Over the past 12 months, inflation has dominated the news cycle and impacted millions of businesses across the globe in almost every sector imaginable. Since the start of 2023, there have been signs that after aggressive interest rate increases inflation is slowing, yet things are still far from certain with issues such as the ongoing war in Ukraine and slowing global economic growth impacting the economic outlook.
So how is this new economic environment currently affecting the marine services industry, and what can organisations be doing to stay ahead?
Inflation is looking to ease across the board according to OECD Projections. Source: OECD Economic Outlook 113 database; and OECD calculations
The current outlook for the marine services industry
As with every industry across the globe, the marine services sector faced significant challenges over the last few years, with the COVID-19 pandemic creating a perfect storm with labour shortages, price hikes, and supply-chain issues. This led to large backlogs for parts and equipment while prices were on the rise.
These issues led to rampant inflation throughout 2022, placing even further pressure on businesses and organisations across the globe. As we reach the halfway point of 2023, indications that inflation is showing signs of easing and pricing pressure on the marine services industry is lifting; however, there is still a lot of uncertainty about the future.
There is considerable uncertainty about the domestic economy. Although inflation has started to decelerate, higher interest rates are here for longer which means there are still many forces impacting discretionary spending. Sticky inflation and high interest rates are forcing boat owners to watch their spending, reducing disposable income.
Meanwhile, the global growth outlook is is expected to decline as China accepts slower growth and the U.S. deals with pandemic spending aftermath. The global fight against inflation is expected to have a direct affect on how much disposable income boat owners have to buy and maintain their vessels.
Short-term interest rates increasing according to OECD Projections. Source: OECD Economic Outlook 113 database; and OECD calculations
How can businesses adapt to precarious economic conditions?
Although indicators from 2023 show inflation might be coming down, the uncertainty means that businesses operating within the marine services industry should still be taking steps to help mitigate future downturns.
- Adjust your forecasts
Just because inflation is decreasing, businesses should not expect prices to start dropping. In these times of such uncertainty, the most common prediction is that prices will not decrease but instead plateau out at their current rate. This means that organisations operating within the marine services sector should anticipate these costs when forecasting for the future.
- Evaluate your organisation
Businesses should take this opportunity to take the time to re-evaluate their organisation and identify areas they could improve. For example, this could be:
– Optimising operations to reduce costs.
– Monitoring customer payments and collecting older debts.
– Ensuring your marketing strategy and planning is current.
– Adopting new technology and automation.
– Focusing on building strong supplier relationships to ensure stability during times of uncertainty.
- Focus on stock levels
One of the biggest issues of recent years has been the availability of certain items. Although supply chain issues are declining and stock levels rising, and businesses no longer need to plan as far ahead as they have been, it is important to keep focused on the situation.
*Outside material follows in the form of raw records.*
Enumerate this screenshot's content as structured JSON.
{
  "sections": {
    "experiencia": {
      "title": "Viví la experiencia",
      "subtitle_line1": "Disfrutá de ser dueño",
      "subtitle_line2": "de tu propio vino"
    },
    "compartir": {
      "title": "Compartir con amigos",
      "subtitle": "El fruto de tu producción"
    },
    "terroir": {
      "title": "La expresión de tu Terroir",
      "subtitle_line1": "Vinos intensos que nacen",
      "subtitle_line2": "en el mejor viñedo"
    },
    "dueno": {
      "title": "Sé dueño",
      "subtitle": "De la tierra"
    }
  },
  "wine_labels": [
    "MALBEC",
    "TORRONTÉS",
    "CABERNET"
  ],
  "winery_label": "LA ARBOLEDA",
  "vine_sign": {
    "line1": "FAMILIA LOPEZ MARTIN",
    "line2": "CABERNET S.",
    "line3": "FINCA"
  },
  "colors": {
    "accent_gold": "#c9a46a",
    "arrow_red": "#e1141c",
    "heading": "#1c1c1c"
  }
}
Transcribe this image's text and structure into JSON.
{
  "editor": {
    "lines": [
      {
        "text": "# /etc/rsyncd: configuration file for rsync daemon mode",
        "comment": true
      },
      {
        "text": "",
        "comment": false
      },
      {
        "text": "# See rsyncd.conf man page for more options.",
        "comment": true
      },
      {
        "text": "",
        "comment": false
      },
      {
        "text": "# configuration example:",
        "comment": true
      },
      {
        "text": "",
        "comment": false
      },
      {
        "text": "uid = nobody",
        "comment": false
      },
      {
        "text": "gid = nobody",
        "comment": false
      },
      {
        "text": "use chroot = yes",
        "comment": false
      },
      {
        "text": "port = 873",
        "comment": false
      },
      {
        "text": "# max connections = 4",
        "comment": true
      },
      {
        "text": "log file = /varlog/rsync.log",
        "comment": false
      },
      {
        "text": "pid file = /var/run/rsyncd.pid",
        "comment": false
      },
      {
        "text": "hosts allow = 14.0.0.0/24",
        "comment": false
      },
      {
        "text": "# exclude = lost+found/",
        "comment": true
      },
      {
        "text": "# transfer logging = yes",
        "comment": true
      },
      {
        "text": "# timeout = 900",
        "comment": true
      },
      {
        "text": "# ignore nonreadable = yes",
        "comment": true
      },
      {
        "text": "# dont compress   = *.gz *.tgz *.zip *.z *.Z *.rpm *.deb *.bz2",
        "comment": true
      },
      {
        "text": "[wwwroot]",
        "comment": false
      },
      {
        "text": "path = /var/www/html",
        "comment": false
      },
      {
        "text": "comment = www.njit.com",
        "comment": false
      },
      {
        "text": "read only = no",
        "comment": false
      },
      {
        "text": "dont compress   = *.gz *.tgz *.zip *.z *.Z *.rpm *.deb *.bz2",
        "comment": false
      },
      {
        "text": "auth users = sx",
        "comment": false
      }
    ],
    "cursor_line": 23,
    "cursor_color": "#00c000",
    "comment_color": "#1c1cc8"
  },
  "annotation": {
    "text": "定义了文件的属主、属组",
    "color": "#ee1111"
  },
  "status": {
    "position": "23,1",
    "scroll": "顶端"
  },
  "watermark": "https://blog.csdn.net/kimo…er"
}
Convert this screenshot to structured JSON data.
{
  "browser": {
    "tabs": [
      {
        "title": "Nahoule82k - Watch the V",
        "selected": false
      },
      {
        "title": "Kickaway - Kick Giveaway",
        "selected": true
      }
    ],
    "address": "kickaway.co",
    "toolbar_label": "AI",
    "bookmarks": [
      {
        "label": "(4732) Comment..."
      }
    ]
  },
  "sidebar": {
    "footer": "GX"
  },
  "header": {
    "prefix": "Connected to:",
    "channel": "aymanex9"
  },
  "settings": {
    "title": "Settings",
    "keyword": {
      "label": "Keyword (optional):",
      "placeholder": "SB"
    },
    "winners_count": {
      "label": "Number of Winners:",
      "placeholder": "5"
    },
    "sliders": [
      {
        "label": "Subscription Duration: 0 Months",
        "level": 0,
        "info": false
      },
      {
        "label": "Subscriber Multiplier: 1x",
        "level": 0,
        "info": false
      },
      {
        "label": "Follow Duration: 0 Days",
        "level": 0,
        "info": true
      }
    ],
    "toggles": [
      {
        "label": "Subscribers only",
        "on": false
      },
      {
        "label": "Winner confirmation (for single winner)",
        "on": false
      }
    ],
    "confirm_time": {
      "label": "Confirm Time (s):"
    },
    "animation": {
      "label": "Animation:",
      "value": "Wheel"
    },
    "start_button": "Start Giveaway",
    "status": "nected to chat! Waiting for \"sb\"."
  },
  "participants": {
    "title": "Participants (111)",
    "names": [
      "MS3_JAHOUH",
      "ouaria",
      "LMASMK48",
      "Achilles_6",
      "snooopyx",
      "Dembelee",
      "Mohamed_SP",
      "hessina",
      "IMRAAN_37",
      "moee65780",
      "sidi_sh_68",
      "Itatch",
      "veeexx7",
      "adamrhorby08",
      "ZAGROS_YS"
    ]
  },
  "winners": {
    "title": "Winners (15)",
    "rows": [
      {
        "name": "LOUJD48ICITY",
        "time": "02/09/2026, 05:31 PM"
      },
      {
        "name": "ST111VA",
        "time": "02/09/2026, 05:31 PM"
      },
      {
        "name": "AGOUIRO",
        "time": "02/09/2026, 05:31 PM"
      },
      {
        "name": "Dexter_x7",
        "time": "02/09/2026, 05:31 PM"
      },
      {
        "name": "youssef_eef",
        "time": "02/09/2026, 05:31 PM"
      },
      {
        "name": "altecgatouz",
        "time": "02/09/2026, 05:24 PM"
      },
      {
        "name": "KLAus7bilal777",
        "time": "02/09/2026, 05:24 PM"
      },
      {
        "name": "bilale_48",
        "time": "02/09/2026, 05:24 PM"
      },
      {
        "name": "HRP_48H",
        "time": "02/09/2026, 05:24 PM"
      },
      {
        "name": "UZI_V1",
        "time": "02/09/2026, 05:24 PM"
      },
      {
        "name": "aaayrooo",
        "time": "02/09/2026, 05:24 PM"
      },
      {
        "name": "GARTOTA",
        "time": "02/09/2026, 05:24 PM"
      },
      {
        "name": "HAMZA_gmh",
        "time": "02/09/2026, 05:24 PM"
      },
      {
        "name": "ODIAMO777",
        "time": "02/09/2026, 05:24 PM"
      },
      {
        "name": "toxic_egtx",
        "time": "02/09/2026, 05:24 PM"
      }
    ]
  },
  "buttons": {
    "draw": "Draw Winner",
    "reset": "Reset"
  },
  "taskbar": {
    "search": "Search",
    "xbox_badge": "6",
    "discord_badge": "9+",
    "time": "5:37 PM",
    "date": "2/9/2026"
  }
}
The uncertainty means businesses should remain observant and wary, watching what is happening in the boat inventory market to ensure that they can react accordingly.
- Keep your team
The ‘Great Resignation’ has been a major factor influencing sectors across the globe, making for an incredibly tight job market. This means that businesses need to ensure that they are taking the steps now to improve staff satisfaction so they can retain their existing teams and continue to attract the very best in new talent.
High inflation and ever-rising interest rates are forcing boat owners to pay closer attention to their running costs.
There can be no denying that the rapid rises in inflation profoundly impacted the marine services industry. Rising fuel and energy costs, significant delays in the supply chain, and challenges with labour retention all made for a challenging couple of years.
However, as we are beginning to see signs that inflation is starting to decrease, and the pricing pressure that businesses have been facing is easing, it does not mean that organisations can relax. There is still a lot of uncertainty about the future, which means a new battleground of higher interest rates is emerging, which means business owners need to act now to remain focused on taking steps to ensure their continued viability and growth.
As we move into the second half of 2023, it is time to embrace innovation, focusing on providing customers with the very best products and experiences every time. This is a belief that propels us forward here at PropOne.
Our non-toxic foul-release propeller coating is designed to help you improve performance, lower fuel consumption, and maximise lifespan at a fraction of the cost of similar products on the market. So if you want to learn more about our unique range, get in touch today!